The study released Wednesday estimated it could cost up to $69 billion a year and require the hiring of 1 million new teachers to reduce the typical class size from 24 to 15 students.It suggested school reformers look for ways to help teachers do a better job of managing the children in their classrooms rather than "sink vast sums" into efforts to reduce class size.

The report, "Class Size and Public Policy: Politics and Panaceas," said efforts to boost students' test scores through smaller classes "will probably be a waste of money and effort."

The report was based on a review of past studies, not on any new classroom research.
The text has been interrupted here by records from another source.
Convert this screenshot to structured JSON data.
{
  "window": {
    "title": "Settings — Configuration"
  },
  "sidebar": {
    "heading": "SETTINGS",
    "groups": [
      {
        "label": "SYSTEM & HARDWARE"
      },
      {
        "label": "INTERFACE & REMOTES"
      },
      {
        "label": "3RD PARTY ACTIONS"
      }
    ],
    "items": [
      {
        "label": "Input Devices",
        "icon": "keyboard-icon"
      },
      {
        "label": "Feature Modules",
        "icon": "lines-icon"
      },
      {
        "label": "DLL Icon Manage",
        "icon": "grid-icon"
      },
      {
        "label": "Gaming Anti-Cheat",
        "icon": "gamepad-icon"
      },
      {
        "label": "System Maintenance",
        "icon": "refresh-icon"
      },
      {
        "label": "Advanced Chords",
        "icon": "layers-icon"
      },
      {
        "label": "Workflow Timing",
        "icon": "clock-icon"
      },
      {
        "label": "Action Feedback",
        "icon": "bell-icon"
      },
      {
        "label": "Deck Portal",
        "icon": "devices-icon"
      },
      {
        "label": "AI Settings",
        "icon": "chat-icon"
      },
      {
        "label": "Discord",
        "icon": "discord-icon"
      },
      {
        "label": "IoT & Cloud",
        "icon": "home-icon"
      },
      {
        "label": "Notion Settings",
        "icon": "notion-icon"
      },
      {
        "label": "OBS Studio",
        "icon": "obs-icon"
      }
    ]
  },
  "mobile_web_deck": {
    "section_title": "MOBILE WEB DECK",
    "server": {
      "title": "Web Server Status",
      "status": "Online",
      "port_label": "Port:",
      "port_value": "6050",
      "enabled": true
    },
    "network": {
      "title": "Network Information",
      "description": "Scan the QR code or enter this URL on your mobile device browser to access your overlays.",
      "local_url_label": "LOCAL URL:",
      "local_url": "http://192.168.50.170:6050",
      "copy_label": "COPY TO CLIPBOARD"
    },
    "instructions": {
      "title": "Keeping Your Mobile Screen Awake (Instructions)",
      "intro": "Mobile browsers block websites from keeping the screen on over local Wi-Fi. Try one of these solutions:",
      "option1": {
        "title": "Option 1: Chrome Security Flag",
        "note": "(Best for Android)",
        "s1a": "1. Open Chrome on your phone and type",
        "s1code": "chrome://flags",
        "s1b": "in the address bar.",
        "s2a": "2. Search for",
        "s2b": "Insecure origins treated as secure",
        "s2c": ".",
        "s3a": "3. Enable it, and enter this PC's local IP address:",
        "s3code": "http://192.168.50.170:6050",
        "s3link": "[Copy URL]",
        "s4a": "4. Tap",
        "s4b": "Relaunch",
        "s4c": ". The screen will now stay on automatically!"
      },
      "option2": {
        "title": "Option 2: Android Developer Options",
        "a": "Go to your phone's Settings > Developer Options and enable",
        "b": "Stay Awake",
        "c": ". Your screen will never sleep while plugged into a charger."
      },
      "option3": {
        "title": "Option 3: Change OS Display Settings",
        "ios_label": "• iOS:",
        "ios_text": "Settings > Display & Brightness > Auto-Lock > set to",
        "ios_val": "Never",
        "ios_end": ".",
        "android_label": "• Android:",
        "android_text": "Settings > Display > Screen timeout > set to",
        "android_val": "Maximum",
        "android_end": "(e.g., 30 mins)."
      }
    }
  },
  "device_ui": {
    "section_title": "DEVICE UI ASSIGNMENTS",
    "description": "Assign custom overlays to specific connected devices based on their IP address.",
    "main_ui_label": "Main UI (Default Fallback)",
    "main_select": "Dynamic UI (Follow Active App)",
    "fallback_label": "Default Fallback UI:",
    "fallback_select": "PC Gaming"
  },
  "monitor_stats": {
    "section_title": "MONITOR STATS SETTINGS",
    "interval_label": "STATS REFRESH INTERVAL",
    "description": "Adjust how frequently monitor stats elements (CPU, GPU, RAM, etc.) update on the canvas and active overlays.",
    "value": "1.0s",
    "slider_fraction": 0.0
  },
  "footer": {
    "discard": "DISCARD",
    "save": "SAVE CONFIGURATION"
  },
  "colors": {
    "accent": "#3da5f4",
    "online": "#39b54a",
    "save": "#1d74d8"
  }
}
There now are 24 pupils in the typical public elementary school classroom, down from 30 in 1961. In secondary schools, the typical class size is down from 27 to 22.

The report by Tommy M. Tomlinson of the department's Office of Educational Research and Improvement said, "Smaller classes will worsen the shortage of both teachers and classrooms."

"If teachers today believe that the number of students per class is too large and their workload too heavy, it is also true that the number of students they teach has never been fewer and, from that standpoint, their workload has never been lighter," it said.

The report noted several states, including Indiana, have made smaller class size in the early grades a key ingredient of their school reform efforts.

Chester E. Finn Jr., the assistant secretary of education in charge of research, said lowering class size has become "an ersatz reform goal around the country."

"There are a lot of better and less costly things you can do and get results," Finn said in an interview. "There's no question that good teachers in tiny classes are one of the reasons people pay for expensive private schools. But it's not a very prudent investment strategy if you're trying to improve the vast enterprise of American education."

The National Education Association, the 1.85 million-member teachers union, has a policy that states, "excellence in the classroom can best be attained by small class size," and it urges affiliates to "seek an optimum class size of 15 students."

Keith Geiger, the NEA's vice president, said in an interview: "It is very expensive to lower it to 15, but they continually use this rationale for doing nothing. We have elementary teachers out there sitting with 38, 40, 42 kids in their class. That's the sad part."

"We've got to move to less than 20-to-1 in the early elementary grades if we're ever going to expect to reach these kids so we don't have to spend all the money on remediation when they get into junior and senior high school," Geiger said.